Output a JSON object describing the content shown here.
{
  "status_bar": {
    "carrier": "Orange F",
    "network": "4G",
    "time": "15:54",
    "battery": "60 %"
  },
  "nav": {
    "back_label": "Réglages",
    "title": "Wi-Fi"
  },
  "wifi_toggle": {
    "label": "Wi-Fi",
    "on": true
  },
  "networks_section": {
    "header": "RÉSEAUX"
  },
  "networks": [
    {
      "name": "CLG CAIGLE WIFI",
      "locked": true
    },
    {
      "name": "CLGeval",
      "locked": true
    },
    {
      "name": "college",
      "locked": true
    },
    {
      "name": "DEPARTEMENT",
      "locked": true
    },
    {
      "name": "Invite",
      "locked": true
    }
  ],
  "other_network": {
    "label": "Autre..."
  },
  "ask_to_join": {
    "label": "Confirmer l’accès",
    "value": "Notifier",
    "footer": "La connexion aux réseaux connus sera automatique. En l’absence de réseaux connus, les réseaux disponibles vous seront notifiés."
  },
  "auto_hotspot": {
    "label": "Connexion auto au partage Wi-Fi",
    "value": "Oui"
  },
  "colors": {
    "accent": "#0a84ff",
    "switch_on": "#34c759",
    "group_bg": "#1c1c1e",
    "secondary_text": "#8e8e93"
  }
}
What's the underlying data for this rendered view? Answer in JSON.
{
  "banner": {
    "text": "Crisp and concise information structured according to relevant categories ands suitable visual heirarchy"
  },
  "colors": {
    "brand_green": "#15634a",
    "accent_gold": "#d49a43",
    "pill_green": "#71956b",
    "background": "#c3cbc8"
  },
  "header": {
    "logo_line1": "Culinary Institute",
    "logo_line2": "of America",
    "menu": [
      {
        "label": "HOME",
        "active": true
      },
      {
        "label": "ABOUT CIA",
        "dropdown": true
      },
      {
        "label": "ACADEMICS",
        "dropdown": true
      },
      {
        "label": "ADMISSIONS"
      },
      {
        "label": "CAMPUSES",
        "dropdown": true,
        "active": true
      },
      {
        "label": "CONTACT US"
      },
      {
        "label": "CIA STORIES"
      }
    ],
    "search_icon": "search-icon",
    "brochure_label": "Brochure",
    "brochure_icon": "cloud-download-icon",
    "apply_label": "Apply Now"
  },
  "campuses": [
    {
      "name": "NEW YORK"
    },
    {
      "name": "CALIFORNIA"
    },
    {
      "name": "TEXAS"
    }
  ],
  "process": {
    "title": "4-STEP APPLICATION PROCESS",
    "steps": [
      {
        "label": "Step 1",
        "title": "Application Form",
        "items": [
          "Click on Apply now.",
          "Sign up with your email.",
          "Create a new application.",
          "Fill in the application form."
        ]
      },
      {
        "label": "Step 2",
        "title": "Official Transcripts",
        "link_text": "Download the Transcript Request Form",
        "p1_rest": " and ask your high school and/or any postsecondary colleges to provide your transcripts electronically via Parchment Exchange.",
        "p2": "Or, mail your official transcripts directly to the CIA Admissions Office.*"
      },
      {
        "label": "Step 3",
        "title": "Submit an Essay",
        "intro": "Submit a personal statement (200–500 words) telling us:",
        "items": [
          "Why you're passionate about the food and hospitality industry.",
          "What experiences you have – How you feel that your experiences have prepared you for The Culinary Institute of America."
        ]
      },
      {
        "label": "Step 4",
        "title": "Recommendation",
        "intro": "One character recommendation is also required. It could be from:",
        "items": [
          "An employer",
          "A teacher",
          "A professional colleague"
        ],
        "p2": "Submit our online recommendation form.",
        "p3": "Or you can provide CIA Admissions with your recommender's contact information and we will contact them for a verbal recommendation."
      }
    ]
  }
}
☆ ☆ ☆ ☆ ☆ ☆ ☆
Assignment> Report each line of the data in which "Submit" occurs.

Solution to the problem>
        "title": "Submit an Essay",
        "intro": "Submit a personal statement (200–500 words) telling us:",
        "p2": "Submit our online recommendation form.",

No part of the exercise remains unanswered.